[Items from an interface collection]

☆ ☆ ☆ ☆

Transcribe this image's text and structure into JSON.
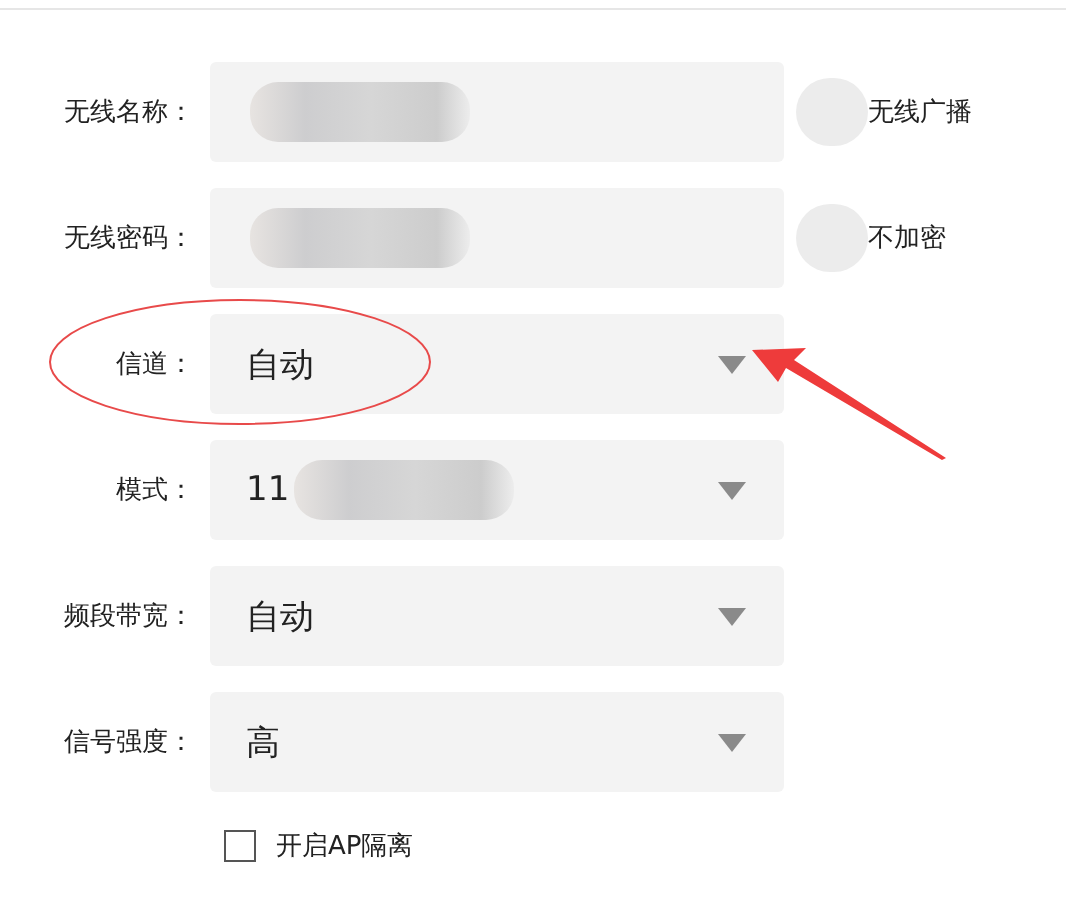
{
  "fields": [
    {
      "kind": "text",
      "label": "无线名称：",
      "redacted": true,
      "side": {
        "text": "无线广播",
        "redacted": true
      }
    },
    {
      "kind": "text",
      "label": "无线密码：",
      "redacted": true,
      "side": {
        "text": "不加密",
        "redacted": true
      }
    },
    {
      "kind": "select",
      "label": "信道：",
      "value": "自动"
    },
    {
      "kind": "select",
      "label": "模式：",
      "value": "11",
      "redacted": true
    },
    {
      "kind": "select",
      "label": "频段带宽：",
      "value": "自动"
    },
    {
      "kind": "select",
      "label": "信号强度：",
      "value": "高"
    }
  ],
  "ap_isolation": {
    "label": "开启AP隔离",
    "checked": false
  },
  "annotations": {
    "ellipse": true,
    "arrow": true
  }
}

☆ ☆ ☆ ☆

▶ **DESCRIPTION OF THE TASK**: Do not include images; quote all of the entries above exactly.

▶ **THE ANSWER**:
Transcribe this image's text and structure into JSON.
{
  "fields": [
    {
      "kind": "text",
      "label": "无线名称：",
      "redacted": true,
      "side": {
        "text": "无线广播",
        "redacted": true
      }
    },
    {
      "kind": "text",
      "label": "无线密码：",
      "redacted": true,
      "side": {
        "text": "不加密",
        "redacted": true
      }
    },
    {
      "kind": "select",
      "label": "信道：",
      "value": "自动"
    },
    {
      "kind": "select",
      "label": "模式：",
      "value": "11",
      "redacted": true
    },
    {
      "kind": "select",
      "label": "频段带宽：",
      "value": "自动"
    },
    {
      "kind": "select",
      "label": "信号强度：",
      "value": "高"
    }
  ],
  "ap_isolation": {
    "label": "开启AP隔离",
    "checked": false
  },
  "annotations": {
    "ellipse": true,
    "arrow": true
  }
}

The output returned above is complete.